Yesterday I put on my running shoes after a month off and hit the trail. I cried as I ran. After a month off, a summer less active than I hoped it would be, I had to face my failure as a runner, and all my other failures—there are so many, and they are so variegated and glorious with their floaty trains and bangles—seemed caught up as well in my faltering ankles, my thick body, my huffing and puffing lungs. Everything I just wrote about running, I could write about sitting here trying to write this blog post. I’m here. It’s September. I’m wearing my writing shoes at the moment and my failures and faults are once again in attendence. It was not my plan to disappear from this blogspace for the month of August. It was “a happen,” in the phrasing of Lavinia Dickinson. Summer is tough for me, with the kids at home, with the lack of routine. This year was no exception and August, filled to overflowing with all good and bounteous gifts (family, travel, parties, more family, family again) saw me sinking into my all-too-familiar summer cycles of lethargy, depression, desperation, numbness, alcohol and anger. It’s difficult for me to articulate exactly why summer is so hard for me…especially when in our cultural imagination it’s all about swimming pools and beaches and ice cream and barbecue and fireworks and fireflies and all good things. And I do love those things…except maybe for swimming pools. But reading late last night I came across this quote from Joseph Campbell. I have some issues with Campbell, but this rings true:

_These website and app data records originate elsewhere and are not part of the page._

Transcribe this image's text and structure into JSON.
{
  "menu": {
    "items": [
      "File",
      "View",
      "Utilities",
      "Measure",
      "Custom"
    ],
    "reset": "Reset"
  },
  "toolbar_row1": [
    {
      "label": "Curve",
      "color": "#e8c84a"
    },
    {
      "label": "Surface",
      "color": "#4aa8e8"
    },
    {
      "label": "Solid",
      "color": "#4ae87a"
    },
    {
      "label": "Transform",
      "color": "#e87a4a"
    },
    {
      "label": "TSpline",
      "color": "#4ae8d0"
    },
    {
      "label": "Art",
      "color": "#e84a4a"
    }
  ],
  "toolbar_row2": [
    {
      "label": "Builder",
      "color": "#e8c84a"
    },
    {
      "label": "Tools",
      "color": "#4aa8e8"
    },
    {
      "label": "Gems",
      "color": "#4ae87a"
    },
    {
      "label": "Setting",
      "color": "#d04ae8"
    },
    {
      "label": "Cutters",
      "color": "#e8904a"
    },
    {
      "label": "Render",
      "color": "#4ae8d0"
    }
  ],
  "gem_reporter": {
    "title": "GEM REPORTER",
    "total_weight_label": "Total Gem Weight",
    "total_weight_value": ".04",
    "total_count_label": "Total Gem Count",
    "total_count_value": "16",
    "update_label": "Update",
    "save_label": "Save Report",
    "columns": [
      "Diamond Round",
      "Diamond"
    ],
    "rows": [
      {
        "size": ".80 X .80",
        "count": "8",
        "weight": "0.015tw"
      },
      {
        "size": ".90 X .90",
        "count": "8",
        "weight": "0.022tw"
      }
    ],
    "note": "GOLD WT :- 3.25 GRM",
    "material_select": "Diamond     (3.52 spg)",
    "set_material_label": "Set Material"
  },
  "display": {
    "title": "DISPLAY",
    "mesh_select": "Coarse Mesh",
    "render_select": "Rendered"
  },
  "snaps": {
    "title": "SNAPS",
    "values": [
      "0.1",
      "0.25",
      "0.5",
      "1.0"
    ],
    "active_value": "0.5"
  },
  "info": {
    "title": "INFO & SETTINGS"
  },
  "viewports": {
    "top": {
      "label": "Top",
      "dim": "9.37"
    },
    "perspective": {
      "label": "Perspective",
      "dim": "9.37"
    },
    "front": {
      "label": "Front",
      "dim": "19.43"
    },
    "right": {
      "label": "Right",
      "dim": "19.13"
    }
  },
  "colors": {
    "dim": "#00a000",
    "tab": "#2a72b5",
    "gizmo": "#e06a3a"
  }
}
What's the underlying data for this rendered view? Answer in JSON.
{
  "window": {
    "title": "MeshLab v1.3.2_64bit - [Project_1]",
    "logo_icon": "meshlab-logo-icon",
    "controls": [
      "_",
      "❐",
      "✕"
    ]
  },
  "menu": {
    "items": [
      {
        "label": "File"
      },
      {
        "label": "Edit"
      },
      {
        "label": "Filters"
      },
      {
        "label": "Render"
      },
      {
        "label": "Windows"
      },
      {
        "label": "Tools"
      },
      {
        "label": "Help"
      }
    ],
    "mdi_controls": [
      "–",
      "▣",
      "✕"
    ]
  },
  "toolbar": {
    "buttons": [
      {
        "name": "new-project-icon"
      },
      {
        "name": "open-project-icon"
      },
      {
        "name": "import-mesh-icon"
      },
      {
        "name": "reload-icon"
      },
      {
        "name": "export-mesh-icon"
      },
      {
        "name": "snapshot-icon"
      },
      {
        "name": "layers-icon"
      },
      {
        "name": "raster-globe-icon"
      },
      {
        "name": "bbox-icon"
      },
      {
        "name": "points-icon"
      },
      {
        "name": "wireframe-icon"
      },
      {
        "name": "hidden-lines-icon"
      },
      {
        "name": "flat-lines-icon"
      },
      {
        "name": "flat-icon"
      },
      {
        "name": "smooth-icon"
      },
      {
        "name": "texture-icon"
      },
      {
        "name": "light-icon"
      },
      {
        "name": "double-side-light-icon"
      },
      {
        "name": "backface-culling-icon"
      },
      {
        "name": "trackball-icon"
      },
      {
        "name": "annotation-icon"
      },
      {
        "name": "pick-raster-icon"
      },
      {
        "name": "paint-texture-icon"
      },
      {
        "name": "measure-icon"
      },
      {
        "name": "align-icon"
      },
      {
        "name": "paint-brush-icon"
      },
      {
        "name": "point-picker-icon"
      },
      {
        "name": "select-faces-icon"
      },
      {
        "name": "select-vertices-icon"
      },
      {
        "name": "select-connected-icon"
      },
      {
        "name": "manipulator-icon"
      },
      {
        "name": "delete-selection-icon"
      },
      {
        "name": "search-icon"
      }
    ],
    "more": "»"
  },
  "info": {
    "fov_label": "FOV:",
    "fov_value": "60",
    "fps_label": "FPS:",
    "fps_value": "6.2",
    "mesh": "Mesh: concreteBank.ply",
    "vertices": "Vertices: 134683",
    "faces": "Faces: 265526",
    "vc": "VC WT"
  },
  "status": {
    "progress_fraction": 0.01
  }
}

You must have a place to which you can go, in your heart, your mind, or your house, almost every day, where you do not know what you owe anyone or what anyone owes you. You must have a place you can go to where you do not know what your work is or who you work for, where you do not know who you are married to or who your children are. –as quoted by David Whyte in Crossing the Unknown Sea
It’s a pretty extreme statement. And in our rule-bound and fearful society, it can sound like he’s advocating solipsism and license. Forget who we’re married to? Forget our responsibilities? Heh heh, wink wink. We know what THAT leads to. I don’t think he’s advocating in that direction at all. Rather, as Whyte goes on to say,
To find the roots of our responsibilities, we must go to the roots of our abilities, a journey into a core sense of ourselves…
This is a challenge to us all. Campbell sounds to me like he is advocating for the state some creative types refer to as “the flow.” Entering fully the state of active creative agency, where we forget ourselves in the larger and more intimate work at hand. Such journeying takes space, time, freedom from even our own most dear conceptions of ourselves. We must slip temporarily free of who we are in the daylight, in order that we remain authentic to that inner small light and whisper. And there’s the crux of my exhaustion. So often in summer, I lose myself amid all my outward facing public selves and roles. In mid-August, at a rather desperate moment, I turned around and faced the roots of my own abilities. Don’t think it is easy to hit rock bottom, turn around and say, Okay, again, who am I and what am I supposed to be doing…and risk the answer.
The answer came. Listen to thistle. Plant an oak tree. Clear the stream.